**Problem statement:** Report only how many lines below include "Lake".

**Provided records:**
····················

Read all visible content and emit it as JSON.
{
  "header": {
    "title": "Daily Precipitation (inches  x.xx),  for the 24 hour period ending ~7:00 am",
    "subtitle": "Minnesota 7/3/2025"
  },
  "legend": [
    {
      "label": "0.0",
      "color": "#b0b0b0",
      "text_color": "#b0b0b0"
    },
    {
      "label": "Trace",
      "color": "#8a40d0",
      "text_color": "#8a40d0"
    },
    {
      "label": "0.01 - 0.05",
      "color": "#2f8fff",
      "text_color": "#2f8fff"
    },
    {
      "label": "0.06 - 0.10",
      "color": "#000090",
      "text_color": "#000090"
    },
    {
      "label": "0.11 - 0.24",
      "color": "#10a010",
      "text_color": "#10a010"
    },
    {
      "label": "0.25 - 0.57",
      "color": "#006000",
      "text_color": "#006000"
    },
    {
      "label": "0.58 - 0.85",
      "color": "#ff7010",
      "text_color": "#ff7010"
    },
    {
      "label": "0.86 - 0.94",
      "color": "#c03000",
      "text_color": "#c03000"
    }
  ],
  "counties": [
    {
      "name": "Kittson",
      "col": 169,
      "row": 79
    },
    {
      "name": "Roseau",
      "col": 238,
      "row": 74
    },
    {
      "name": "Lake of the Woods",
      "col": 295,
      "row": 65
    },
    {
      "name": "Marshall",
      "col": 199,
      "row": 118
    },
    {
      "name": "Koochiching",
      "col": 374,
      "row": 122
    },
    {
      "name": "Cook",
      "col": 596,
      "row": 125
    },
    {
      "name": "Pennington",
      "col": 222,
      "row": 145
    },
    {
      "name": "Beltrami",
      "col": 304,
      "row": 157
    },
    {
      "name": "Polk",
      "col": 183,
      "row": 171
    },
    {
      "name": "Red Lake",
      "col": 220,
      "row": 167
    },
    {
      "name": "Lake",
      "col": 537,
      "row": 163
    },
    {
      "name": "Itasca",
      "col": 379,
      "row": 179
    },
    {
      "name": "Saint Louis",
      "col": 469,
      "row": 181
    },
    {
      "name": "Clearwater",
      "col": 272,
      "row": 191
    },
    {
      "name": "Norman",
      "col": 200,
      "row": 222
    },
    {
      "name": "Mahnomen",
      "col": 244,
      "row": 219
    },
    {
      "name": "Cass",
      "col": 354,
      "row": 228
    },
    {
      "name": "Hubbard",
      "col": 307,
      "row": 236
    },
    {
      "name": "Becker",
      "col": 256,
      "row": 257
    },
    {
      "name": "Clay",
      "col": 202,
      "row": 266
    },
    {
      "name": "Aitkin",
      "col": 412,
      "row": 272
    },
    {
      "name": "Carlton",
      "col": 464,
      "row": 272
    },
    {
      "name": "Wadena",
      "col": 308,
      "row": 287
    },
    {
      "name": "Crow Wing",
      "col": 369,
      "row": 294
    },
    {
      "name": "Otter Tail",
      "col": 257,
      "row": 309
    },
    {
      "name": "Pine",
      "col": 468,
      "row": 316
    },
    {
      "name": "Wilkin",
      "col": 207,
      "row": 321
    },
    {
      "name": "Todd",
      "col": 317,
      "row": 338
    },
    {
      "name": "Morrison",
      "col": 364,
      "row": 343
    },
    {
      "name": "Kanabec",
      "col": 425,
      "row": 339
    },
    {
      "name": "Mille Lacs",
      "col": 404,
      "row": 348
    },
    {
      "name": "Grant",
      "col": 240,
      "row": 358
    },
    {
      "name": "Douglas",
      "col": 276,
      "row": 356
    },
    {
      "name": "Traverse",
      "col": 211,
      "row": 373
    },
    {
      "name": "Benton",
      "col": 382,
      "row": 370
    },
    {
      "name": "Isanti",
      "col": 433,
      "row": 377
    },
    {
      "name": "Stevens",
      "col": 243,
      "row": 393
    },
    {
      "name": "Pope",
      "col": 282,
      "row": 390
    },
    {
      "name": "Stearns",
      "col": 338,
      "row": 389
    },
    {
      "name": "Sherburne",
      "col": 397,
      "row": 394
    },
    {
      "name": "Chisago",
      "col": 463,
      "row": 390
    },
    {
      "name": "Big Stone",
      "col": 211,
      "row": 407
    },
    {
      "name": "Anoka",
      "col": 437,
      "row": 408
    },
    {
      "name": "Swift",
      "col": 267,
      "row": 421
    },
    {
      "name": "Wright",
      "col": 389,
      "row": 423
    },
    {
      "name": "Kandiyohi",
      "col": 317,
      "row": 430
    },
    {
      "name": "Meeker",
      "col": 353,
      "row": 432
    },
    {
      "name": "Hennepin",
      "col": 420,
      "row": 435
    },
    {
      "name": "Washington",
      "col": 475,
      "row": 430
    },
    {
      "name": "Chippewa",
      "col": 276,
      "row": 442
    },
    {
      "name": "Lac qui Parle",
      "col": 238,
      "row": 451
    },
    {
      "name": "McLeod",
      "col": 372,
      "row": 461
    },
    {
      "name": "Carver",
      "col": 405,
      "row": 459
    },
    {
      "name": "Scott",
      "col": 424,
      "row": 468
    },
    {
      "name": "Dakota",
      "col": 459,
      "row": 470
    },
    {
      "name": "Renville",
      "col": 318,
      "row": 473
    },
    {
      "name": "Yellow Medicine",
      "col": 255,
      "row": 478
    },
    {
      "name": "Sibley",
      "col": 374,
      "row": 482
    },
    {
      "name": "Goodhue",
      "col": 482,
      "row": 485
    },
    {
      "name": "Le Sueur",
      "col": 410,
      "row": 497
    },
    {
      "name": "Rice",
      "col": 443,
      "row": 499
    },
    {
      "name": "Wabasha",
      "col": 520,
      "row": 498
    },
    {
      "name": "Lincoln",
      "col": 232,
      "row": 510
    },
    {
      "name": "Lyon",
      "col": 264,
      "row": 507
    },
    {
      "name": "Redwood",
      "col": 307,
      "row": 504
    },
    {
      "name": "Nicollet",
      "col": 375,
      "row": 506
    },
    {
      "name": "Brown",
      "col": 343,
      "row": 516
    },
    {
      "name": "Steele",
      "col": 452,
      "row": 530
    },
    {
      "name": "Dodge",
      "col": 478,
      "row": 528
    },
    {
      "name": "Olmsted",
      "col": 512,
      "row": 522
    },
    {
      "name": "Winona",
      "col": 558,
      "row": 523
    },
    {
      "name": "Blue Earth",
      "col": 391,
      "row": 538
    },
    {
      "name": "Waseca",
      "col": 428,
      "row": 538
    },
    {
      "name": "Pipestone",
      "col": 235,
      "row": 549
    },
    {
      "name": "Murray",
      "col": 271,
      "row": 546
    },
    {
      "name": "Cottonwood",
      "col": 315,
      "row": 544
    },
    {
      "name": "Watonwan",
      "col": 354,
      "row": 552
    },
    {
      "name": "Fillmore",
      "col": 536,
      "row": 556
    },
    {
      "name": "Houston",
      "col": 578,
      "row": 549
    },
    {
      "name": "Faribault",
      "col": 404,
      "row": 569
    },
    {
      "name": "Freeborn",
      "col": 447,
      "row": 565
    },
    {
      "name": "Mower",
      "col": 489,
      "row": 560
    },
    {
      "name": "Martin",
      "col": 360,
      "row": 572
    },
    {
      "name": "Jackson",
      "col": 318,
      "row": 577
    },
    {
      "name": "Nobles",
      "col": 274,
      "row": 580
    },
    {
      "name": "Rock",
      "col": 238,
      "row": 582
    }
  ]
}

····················

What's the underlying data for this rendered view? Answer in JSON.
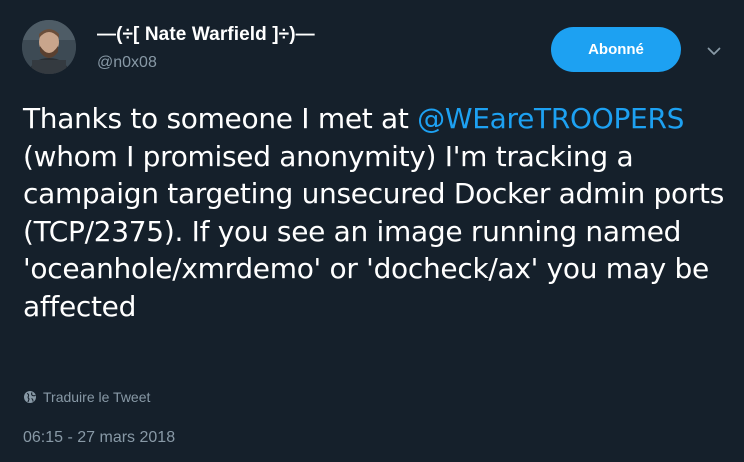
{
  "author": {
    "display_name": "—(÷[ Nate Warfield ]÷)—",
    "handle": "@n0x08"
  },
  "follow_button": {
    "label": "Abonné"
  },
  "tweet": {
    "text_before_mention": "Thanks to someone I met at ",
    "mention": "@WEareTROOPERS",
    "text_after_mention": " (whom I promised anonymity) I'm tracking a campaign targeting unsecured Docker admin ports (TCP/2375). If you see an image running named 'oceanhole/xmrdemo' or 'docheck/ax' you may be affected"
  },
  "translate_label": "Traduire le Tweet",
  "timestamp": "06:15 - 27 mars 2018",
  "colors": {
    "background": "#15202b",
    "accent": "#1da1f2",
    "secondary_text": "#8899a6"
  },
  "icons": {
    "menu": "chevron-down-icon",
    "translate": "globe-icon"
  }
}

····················

**Result of this task:** 3